Identification, Images, & Information
For Insects, Spiders & Their Kin
For the United States & Canada
Clickable Guide
Moths Butterflies Flies Caterpillars Flies Dragonflies Flies Mantids Cockroaches Bees and Wasps Walkingsticks Earwigs Ants Termites Hoppers and Kin Hoppers and Kin Beetles True Bugs Fleas Grasshoppers and Kin Ticks Spiders Scorpions Centipedes Millipedes

Calendar
Upcoming Events

National Moth Week photos of insects and people. Here's how to add your images.

Photos of insects and people from the 2019 BugGuide Gathering in Louisiana, July 25-27

Discussion, insects and people from the 2018 gathering in Virginia, July 27-29

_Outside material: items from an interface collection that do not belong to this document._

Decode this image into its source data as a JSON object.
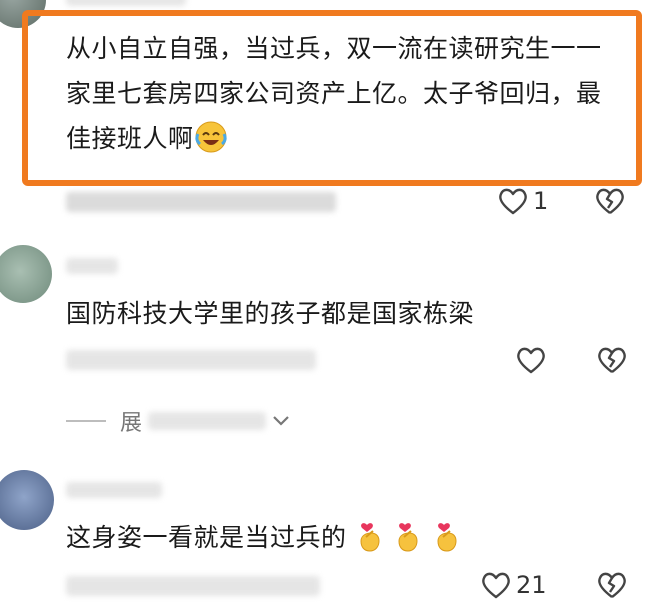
{
  "comments": [
    {
      "text": "从小自立自强，当过兵，双一流在读研究生一一家里七套房四家公司资产上亿。太子爷回归，最佳接班人啊",
      "trailing_emoji": "face-with-tears-of-joy-emoji",
      "like_count": "1"
    },
    {
      "text": "国防科技大学里的孩子都是国家栋梁",
      "like_count": ""
    },
    {
      "text": "这身姿一看就是当过兵的",
      "trailing_emoji": "finger-heart-emoji x3",
      "like_count": "21"
    }
  ],
  "expand_label": "展",
  "colors": {
    "highlight": "#f07a1f",
    "muted": "#777777"
  },
  "icons": [
    "heart-outline-icon",
    "broken-heart-icon",
    "chevron-down-icon"
  ]
}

Photos of insects and people from the 2015 gathering in Wisconsin, July 10-12

Photos of insects and people from the 2014 gathering in Virginia, June 4-7.

Photos of insects and people from the 2013 gathering in Arizona, July 25-28

Photos of insects and people from the 2012 gathering in Alabama

Photos of insects and people from the 2011 gathering in Iowa


TaxonomyBrowseInfoImagesLinksBooksData
Photo#481050
Hyppa brunneicrista

Hyppa brunneicrista
East Helena, Lewis and Clark County, Montana, USA
July 17, 2010
Size: medium
Attracted to blacklights.

Moved
Moved from Moths. (1)

 
ID Question
How are other similar species eliminated? Pacific Northwest Moths has a really good page on Hyppa brunneicrista here. The antennae look like they're wide enough for that species but other features mentioned do not seem right, such as the lack of a "...prominent pale W-mark of the subterminal line..." and a lack of "...more extensive orange near the anal angle..."

Looking at BOLD images, it's hard for me to tell how important those features are for an ID.

 
Good question.
I made this move based on its addition to the species page on MPG, but that's a practice I've started to avoid doing as there's no way of knowing who actually made the ID and what confidence level it is. I agree based on your remarks that it may actually be something else.

 
Thanks for the comment Steve.
Thanks for the comment Steve. At the time I photographed this moth (2010), neither my identification or photography skills were that good. This isn't a very good photo because it lacks color. I don't recall what features I considered for identification. I subsequently submitted the image to Lep. Society and the ID was confirmed.

I have since taken much better photos of both H. brunneicrista and H. xylinoides in Montana.

 
More Photos!
If you have more images of H. brunneicrista, please post them.

I wasn't disputing the ID of this one, just trying to get a handle separating these similar species. Thanks for the added info. I'm guessing the antennae was the critical factor.

Chris - I do pretty much the same as you do. I add comments when I can if the move was made because of an ID at MPG. Thanks!

 
Just posted H. brunneicrista
Just posted H. brunneicrista from this summer.

Comment viewing options
Select your preferred way to display the comments and click 'Save settings' to activate your changes.